Cody Stuart / CREB®Now

The creation of a new downtown community association, the first from the city’s core in a decade, is a sign of the growth of a healthy city as it emerges from the pandemic, says the executive director of the Federation of Calgary Communities.

“A lot of people have said the community association model is dead,” said Leslie Evans. “And while there have been funding cuts on buildings, enriching our lives is not dead. As we focus on local and come out of the pandemic, the model is more relevant than ever.”

The Downtown Core Community Association, representing 8,500 current residents in an area whose population is expected to double under Calgary’s Greater Downtown Plan, will be the newest of the 150-plus members of the 60-year-old federation.

The Downtown Commercial Core is bounded by four other neighbourhoods already represented by community associations in Eau Claire, East Village, Downtown West End and the Beltline.

Organizer Paul Fairie says discussions surrounding the new association have been underway since March, with a core group of six or seven residents spearheading the work. The group is expected to receive legal society status from the province in August.

“My biggest surprise in this has been that I have met more people in setting this up than I ever did in the previous 11 years, including people in my own building.” – Paul Fairie, Downtown Core Community Association organizer

Fairie, an 11-year resident of the Downtown Commercial Core, says the benefits of an association include input into city developments and policies, as well as a greater sense of community and the ability to plan events for residents.

“My biggest surprise in this has been that I have met more people in setting this up than I ever did in the previous 11 years, including people in my own building,” he said.

The biggest challenge, he says, has been the fact that 40 to 50 residential towers – which are locked to outsiders – dominate the area, as opposed to single-family homes in suburban communities.

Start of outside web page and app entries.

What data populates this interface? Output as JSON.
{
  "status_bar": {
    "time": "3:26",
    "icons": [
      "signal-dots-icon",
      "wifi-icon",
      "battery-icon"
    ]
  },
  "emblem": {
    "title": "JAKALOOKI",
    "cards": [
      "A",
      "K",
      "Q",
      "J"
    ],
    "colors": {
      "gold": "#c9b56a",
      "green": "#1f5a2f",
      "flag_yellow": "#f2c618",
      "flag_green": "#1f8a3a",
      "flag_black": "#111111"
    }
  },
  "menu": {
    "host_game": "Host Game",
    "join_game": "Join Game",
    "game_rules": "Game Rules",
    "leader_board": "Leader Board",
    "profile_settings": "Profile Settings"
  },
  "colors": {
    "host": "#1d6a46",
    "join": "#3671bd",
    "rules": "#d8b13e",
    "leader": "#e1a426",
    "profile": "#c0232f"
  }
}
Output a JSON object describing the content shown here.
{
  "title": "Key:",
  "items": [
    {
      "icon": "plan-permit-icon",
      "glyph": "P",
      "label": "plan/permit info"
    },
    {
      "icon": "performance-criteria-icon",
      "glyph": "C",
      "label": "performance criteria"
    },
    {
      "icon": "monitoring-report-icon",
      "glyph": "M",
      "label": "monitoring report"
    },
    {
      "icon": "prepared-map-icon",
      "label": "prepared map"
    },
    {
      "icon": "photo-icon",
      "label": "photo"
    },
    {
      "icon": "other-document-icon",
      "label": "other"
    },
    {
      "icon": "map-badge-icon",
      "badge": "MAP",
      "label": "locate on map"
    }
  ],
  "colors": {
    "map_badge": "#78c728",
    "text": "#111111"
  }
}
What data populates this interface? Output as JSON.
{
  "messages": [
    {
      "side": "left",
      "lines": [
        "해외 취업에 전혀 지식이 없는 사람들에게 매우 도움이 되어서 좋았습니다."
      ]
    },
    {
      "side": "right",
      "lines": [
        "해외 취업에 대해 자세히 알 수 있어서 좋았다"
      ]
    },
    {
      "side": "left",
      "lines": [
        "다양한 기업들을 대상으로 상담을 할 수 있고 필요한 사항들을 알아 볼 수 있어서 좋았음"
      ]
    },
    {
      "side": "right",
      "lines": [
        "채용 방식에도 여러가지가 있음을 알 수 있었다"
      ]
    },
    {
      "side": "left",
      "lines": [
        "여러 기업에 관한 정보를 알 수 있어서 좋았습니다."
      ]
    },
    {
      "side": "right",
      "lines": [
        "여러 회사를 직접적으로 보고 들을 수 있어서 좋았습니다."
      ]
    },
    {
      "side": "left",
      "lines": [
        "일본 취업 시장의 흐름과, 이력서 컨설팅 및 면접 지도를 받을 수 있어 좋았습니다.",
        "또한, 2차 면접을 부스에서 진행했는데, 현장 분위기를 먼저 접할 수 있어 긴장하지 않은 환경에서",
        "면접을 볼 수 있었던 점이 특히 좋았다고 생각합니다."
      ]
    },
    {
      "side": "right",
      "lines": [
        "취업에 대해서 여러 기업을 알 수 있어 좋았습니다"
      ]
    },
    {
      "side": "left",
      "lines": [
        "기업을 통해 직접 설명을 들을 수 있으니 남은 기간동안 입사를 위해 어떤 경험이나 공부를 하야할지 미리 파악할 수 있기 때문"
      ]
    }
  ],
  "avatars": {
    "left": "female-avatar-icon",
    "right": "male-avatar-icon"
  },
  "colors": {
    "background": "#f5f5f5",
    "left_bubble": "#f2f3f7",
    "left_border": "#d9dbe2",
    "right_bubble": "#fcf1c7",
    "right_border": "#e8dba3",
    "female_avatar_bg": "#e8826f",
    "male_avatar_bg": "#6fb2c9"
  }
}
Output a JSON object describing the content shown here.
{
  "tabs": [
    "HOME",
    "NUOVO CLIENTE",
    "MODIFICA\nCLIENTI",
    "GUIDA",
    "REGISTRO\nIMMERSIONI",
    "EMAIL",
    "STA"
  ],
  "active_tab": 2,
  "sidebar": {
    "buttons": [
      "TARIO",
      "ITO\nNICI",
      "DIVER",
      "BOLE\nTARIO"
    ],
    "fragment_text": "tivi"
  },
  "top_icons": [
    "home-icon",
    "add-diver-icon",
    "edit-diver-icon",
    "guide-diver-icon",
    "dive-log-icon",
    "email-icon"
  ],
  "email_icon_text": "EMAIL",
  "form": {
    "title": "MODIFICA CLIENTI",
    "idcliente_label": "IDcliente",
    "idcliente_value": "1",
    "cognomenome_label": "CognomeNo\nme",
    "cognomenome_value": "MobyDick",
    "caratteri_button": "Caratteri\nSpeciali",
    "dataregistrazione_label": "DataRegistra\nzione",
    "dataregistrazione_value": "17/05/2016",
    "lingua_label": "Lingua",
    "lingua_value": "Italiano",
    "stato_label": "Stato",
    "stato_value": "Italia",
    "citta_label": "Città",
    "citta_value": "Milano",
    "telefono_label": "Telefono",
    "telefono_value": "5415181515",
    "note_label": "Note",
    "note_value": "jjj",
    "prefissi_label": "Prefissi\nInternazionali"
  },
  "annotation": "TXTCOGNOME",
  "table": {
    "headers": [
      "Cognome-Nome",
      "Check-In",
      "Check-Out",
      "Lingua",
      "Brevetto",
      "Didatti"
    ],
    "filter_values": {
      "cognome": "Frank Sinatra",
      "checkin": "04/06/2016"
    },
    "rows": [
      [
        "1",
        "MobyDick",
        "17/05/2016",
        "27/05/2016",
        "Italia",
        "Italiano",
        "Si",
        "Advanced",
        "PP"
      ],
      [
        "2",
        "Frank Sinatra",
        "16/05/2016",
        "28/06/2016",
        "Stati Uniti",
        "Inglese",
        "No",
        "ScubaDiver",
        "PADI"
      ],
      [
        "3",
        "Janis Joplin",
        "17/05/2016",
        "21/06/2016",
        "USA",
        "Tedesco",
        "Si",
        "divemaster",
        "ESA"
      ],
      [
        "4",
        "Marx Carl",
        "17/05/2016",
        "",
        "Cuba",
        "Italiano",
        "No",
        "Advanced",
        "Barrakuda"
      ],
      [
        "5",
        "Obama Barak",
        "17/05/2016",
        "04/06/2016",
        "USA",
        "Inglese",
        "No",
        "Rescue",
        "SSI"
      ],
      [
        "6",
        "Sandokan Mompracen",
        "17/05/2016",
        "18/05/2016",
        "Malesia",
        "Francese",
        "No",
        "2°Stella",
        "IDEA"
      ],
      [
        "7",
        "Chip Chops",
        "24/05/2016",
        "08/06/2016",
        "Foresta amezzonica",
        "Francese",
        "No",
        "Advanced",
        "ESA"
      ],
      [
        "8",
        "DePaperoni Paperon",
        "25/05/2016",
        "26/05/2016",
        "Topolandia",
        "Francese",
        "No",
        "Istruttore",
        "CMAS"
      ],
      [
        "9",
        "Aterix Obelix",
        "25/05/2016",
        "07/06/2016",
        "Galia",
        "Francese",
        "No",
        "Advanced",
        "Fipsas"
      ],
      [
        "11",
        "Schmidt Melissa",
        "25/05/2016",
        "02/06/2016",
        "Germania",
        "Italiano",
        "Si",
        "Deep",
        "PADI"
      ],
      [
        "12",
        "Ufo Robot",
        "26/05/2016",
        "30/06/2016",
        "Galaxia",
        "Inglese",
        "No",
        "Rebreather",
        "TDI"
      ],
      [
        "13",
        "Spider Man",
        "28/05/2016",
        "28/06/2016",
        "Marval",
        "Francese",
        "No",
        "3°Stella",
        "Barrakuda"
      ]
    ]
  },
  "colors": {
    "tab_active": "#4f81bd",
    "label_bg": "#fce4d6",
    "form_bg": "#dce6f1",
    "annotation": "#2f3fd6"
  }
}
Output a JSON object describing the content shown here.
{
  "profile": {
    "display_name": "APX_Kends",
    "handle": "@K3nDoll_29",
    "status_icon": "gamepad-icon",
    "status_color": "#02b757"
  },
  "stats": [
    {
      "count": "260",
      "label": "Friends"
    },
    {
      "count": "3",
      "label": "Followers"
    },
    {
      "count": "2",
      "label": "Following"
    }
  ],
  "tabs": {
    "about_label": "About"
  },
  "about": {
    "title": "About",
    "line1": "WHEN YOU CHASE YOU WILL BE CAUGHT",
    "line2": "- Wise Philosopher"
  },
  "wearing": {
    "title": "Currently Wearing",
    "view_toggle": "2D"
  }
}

To combat this lack of access, Fairie and his fellow organizers have been identifying champions in each building to communicate with other residents, while also reaching out through social media.

The downtown core will continue to see growth through construction of new residential buildings and the conversion of some vacant office buildings into housing, as signalled in the City’s Greater Downtown Plan.

Most new community associations are seen in Calgary’s suburban communities – the latest was established in Livingston – but Evans says the advantages of an association in drawing people together might be even more important in an area dominated by multi-unit highrises.

Whether addressing safety issues, lobbying for a dog park or setting up a street festival, she says a community association provides a unified voice to its residents during any communication with city officials.